Ramping up its fight against antibiotic resistance with a survey of public awareness, the United Nations health agency said 64% of those asked believed wrongly that penicillin-based drugs and other antibiotics can treat colds and flu, despite the fact such medicines have no impact on viruses.
Around a third of people surveyed also wrongly believed they should stop taking antibiotics when they feel better, rather than completing the prescribed treatment course, the WHO said.
“The findings … point to the urgent need to improve understanding around antibiotic resistance,” said Keiji Fukuda, the WHO’s special representative for antimicrobial resistance.
“One of the biggest health challenges of the 21st century will require global behavior change by individuals and societies.”
Over-use and misuse of antibiotics are the drivers of antibiotic resistance. Superbug infections—including multi-drug-resistant forms of tuberculosis, typhoid and gonorrhea—kill hundreds of thousands of people a year, and the trend is growing.
“The rise of antibiotic resistance is a global health crisis,” the WHO’s director-general Margaret Chan said in a statement. “It is reaching dangerously high levels in all parts of the world.”
The WHO surveyed 10,000 people across 12 countries—Barbados, China, Egypt, India, Indonesia, Mexico, Nigeria, Russia, Serbia, South Africa, Sudan and Vietnam—and found many worrying misconceptions.
Three quarters of respondents wrongly think antibiotic resistance means the body is resistant to the drugs.
Some 66% believe individuals are not at risk of a drug-resistant infection if they personally take their antibiotics as prescribed. An equal number thinks antibiotics can be used to treat viral infections and one third think they can stop taking antibiotics when they feel better rather than taking the full course, a practice that contributes to antibiotic resistance.
The WHO survey was released today to coincide with the first World Antibiotic Awareness Week, Nov. 16–22.

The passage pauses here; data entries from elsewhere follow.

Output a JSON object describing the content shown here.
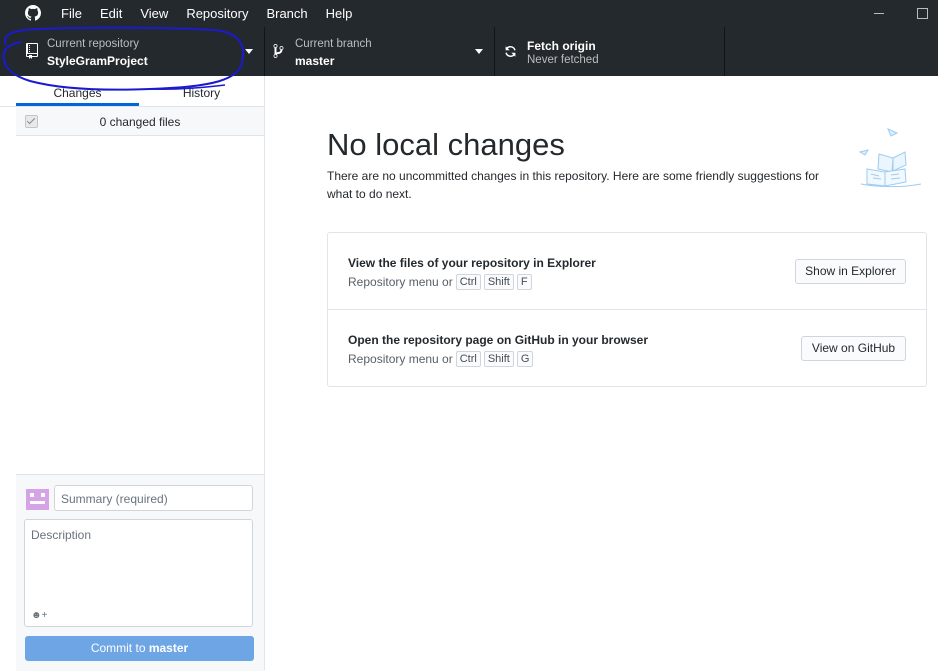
{
  "menu": [
    "File",
    "Edit",
    "View",
    "Repository",
    "Branch",
    "Help"
  ],
  "toolbar": {
    "repo_caption": "Current repository",
    "repo_name": "StyleGramProject",
    "branch_caption": "Current branch",
    "branch_name": "master",
    "fetch_title": "Fetch origin",
    "fetch_status": "Never fetched"
  },
  "sidebar": {
    "tabs": [
      "Changes",
      "History"
    ],
    "active_tab": "Changes",
    "changed_files": "0 changed files",
    "summary_placeholder": "Summary (required)",
    "description_placeholder": "Description",
    "commit_prefix": "Commit to ",
    "commit_branch": "master"
  },
  "main": {
    "title": "No local changes",
    "subtitle": "There are no uncommitted changes in this repository. Here are some friendly suggestions for what to do next.",
    "suggestions": [
      {
        "title": "View the files of your repository in Explorer",
        "hint": "Repository menu or",
        "keys": [
          "Ctrl",
          "Shift",
          "F"
        ],
        "button": "Show in Explorer"
      },
      {
        "title": "Open the repository page on GitHub in your browser",
        "hint": "Repository menu or",
        "keys": [
          "Ctrl",
          "Shift",
          "G"
        ],
        "button": "View on GitHub"
      }
    ]
  },
  "colors": {
    "toolbar_bg": "#24292e",
    "accent": "#0366d6",
    "commit_button": "#6ea5e5",
    "annotation": "#1a1acf"
  },
  "icons": [
    "github-logo-icon",
    "repo-icon",
    "branch-icon",
    "sync-icon",
    "caret-down-icon",
    "checkbox-icon",
    "avatar-icon",
    "add-coauthor-icon"
  ]
}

The WHO has launched a campaign, “Antibiotics: Handle With Care,” to increase awareness of global antibiotic resistance and to encourage best practices among the general public, health workers and policy makers to avoid the further emergence and spread of antibiotic resistance.